Relationship building exercises in a large organization can be daunting, Peter Saddington five roadblocks to positive human relationships and how to overcome them. 5 Tips for Building Relationships at a Client (Agile Scout)

Using recent personal examples, Robin Fisher Roffer articulates how we can become fearless in bad situations and find the chance to learn and to grow. How To Transform From Flustered To Fearless (Simply Hired Blog)

Contrary to common cliché, Peter Weddles advocates the notion of Career Activism and why such notion is important for building a lasting career. There is No Gain in Pain (WorkStrong)

Why I look forward to attending Fusion 12

I look forward to attending the upcoming Fusion 12 conference this October in Dallas. Can I say I really look forward to it? It is not because I am the track chair for “The Executive View” and will receive a free conference pass. I have paid for similar conferences and seminars out of my own pocket just because I liked the educational value from them. It is also not because I am married with two teenage children and the out-of-town conferences present perfect opportunities to get away. I often came back home from those conferences with a strong sense of guilt, knowing my wife would have loved to have the similar time-off. It certainly is not because the event will be held in the lovely city of Dallas. When I was in Dallas for the 2009 Fusion conference, we ran into major thunder storms for a couple of days. For someone who has lived in the sunny Southern California for the most part of his life, the thunder storms in Texas were big and scary. Even with the thunder storms, I still like the city of Dallas, just to make it clear.

So what gives? I look forward to attending Fusion 12 because…

First, I am very happy with the program line-up this year. The organizing committee received a record number of speaking proposals, and it took all track chairs significant effort to go through the selection process. They had to review all proposals and speak with many of the prospective speakers. The track chairs then needed to make the agonizing decisions of deciding whose proposal to accept into the program. We had to decline many excellent proposals due to the number of available speaking slots. Those were no easy decisions, but I feel the track chairs have put together a great line-up this year.
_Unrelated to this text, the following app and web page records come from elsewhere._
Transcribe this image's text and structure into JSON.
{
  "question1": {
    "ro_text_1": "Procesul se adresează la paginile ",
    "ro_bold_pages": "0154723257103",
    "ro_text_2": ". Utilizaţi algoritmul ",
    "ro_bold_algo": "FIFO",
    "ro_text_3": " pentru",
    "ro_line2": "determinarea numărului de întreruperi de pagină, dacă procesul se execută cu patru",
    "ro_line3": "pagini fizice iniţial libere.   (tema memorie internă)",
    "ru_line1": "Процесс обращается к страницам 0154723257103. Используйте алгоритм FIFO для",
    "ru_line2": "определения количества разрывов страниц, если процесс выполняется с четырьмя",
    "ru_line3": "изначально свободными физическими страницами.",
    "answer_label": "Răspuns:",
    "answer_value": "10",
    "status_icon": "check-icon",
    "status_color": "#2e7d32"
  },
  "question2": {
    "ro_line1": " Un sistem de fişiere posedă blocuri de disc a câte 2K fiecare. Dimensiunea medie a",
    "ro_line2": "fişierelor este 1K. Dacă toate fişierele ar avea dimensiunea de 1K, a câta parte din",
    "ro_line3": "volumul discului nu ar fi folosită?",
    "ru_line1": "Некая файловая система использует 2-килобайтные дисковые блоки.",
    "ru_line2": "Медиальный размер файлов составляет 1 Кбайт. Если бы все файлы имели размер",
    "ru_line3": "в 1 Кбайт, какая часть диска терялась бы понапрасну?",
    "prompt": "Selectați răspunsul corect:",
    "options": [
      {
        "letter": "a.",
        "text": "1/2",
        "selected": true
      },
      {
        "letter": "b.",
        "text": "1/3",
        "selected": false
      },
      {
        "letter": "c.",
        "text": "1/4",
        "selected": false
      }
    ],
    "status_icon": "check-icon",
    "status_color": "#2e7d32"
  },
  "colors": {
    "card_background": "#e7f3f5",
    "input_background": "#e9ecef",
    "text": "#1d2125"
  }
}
Second, I really like the sessions which are featured in “The Executive View” track. We will have accomplished professionals from a variety of companies and industries to come and share their knowledge. I was convinced from reviewing the proposals that they all have something unique to offer, and I believe the attendees of the track will find many actionable takeaways. Many speakers in the track are also non-recurring speakers from Fusion ‘11 or ’10, bringing with them new contents that have not been delivered elsewhere.

Finally, I look forward to the conference because I am proud of the work put forth by everyone on the organizing committee. I wanted to go the conference, so I can meet and thank everyone for their time and participation. Because of their effort, I can come to the conference knowing I am going to reap great value from this learning experience. I also want to let others know how rewarding it can be to take part in planning this awesome event. I hope to encourage some to consider taking part in the organizing committee for 2013. Diversity has been good to the planning and formation of the conference in the past. I think involvement from more people can only make the future conferences even better.